When Leopold was arranging the publication of his treatise on musical instruction, Violinschule, with Johann Jakob Lotter, a friend and printer in his home town of Augsburg. He broke the good news to Lotter in a letter that February 9: ". . . I must inform [you] that on 27 January, at 8 p.m., my dear wife was happily delivered of a boy; but the placenta had to be removed. She was therefore astonishingly weak. Now, however (God be praised) both child and mother are well. She sends her regards to you both. The boy is called Joannes Chrisostomos, Wolfgang, Gotlieb."
On the Roman Catholic calendar, January 27 belonged to St. John Chrysostom, Patriarch of Constantinople and patron saint of orators. Gotlieb is "beloved of God"; in Latin, Amadeus. Wolfgang was in honor of his maternal grandfather, Wolfgang Nikolaus Pertl. As a grown man he would sign himself "Wolfgang Amadé Mozart," or just "Mozart." But for now he was b3a Wolfgang, or more affectionately, "Wolfgangerl."
Not much is known of Wolfgang’s very early life. Probably, his father concentrated on his court career and on teaching. Certainly he tutored Maria Anna, who the family called Nannerl. When she reached the age of seven, Leopold began to instruct her on the clavier -- and soon discovered to his keen satisfaction that she had a gift for music. He continued the girl’s studies, challenging her with a series of exercises that he wrote out for her in a notebook that he titled Pour le clavecin, ce Livre appartient à Mademoiselle Marie-Anne Mozartin 1759.
The boy’s curiosity was piqued as well. As Nannerl later recalled, the three-year-old Wolfgang "often spent much time at the clavier, picking out thirds, which he was always striking, and his pleasure showed that it sounded good."

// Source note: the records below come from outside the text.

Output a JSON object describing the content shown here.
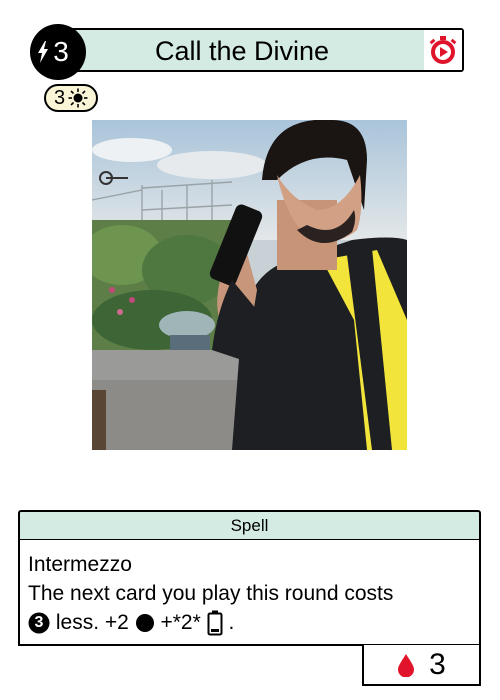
{
  "card": {
    "name": "Call the Divine",
    "cost": "3",
    "sub_cost": "3",
    "type": "Spell",
    "keyword": "Intermezzo",
    "rules_line1": "The next card you play this round costs",
    "rules_line2": {
      "amount": "3",
      "text_a": "less. +2",
      "text_b": "+*2*",
      "text_c": "."
    },
    "stat": "3"
  },
  "icons": {
    "title_right": "timer-icon",
    "cost": "lightning-bolt-icon",
    "pill": "sun-icon",
    "stat": "blood-drop-icon",
    "rules_a": "number-three-circle-icon",
    "rules_b": "black-circle-icon",
    "rules_c": "battery-icon"
  },
  "colors": {
    "header_bg": "#d3ebe2",
    "pill_bg": "#fbf5d8",
    "accent_red": "#e0142a"
  }
}
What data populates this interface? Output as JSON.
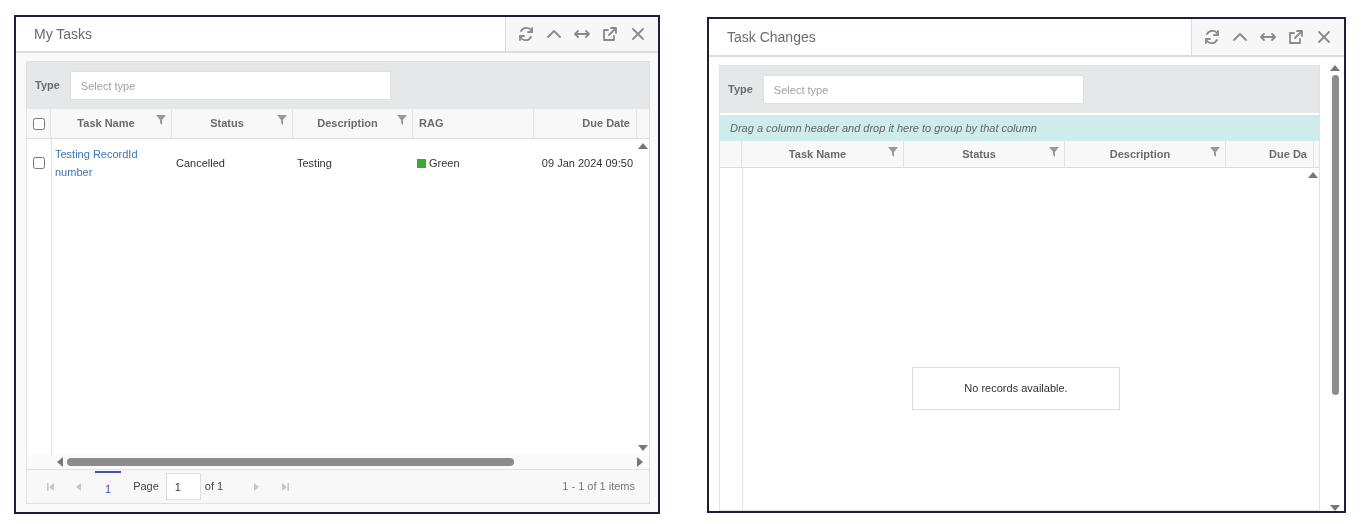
{
  "panels": [
    {
      "title": "My Tasks",
      "filter": {
        "label": "Type",
        "placeholder": "Select type"
      },
      "select_all": {
        "checked": false
      },
      "columns": [
        {
          "label": "Task Name",
          "filterable": true
        },
        {
          "label": "Status",
          "filterable": true
        },
        {
          "label": "Description",
          "filterable": true
        },
        {
          "label": "RAG",
          "filterable": false
        },
        {
          "label": "Due Date",
          "filterable": false
        }
      ],
      "rows": [
        {
          "checked": false,
          "cells": [
            {
              "kind": "link",
              "text": "Testing RecordId number"
            },
            {
              "kind": "text",
              "text": "Cancelled"
            },
            {
              "kind": "text",
              "text": "Testing"
            },
            {
              "kind": "status",
              "text": "Green",
              "color": "#3aaa35"
            },
            {
              "kind": "text",
              "text": "09 Jan 2024 09:50"
            }
          ]
        }
      ],
      "pager": {
        "nav_before": [
          {
            "kind": "first",
            "disabled": true
          },
          {
            "kind": "prev",
            "disabled": true
          }
        ],
        "pages": [
          {
            "label": "1",
            "selected": true
          }
        ],
        "page_label": "Page",
        "page_value": "1",
        "of_label": "of 1",
        "nav_after": [
          {
            "kind": "next",
            "disabled": true
          },
          {
            "kind": "last",
            "disabled": true
          }
        ],
        "summary": "1 - 1 of 1 items"
      }
    },
    {
      "title": "Task Changes",
      "filter": {
        "label": "Type",
        "placeholder": "Select type"
      },
      "group_hint": "Drag a column header and drop it here to group by that column",
      "columns": [
        {
          "label": "Task Name",
          "filterable": true
        },
        {
          "label": "Status",
          "filterable": true
        },
        {
          "label": "Description",
          "filterable": true
        },
        {
          "label": "Due Da",
          "filterable": false
        }
      ],
      "empty_message": "No records available."
    }
  ]
}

Recognizing his childrens’ special abilities, Leopold began to devote extra effort to their educations -- with an emphasis on musical instruction. He became a loving, but exacting, taskmaster. Some time later, he would somewhat ruefully describe to a correspondent how from a very early age Nannerl and Wolfgang had learned to wear the "iron shirt" of discipline. The children themselves probably never realized that life could be any different. Wolfgang, no doubt, enjoyed the extra attention and found great pleasure in learning -- and in pleasing his father. It was the start of a relationship that he would never quite break free of, and the beginning of a career that would consume him altogether.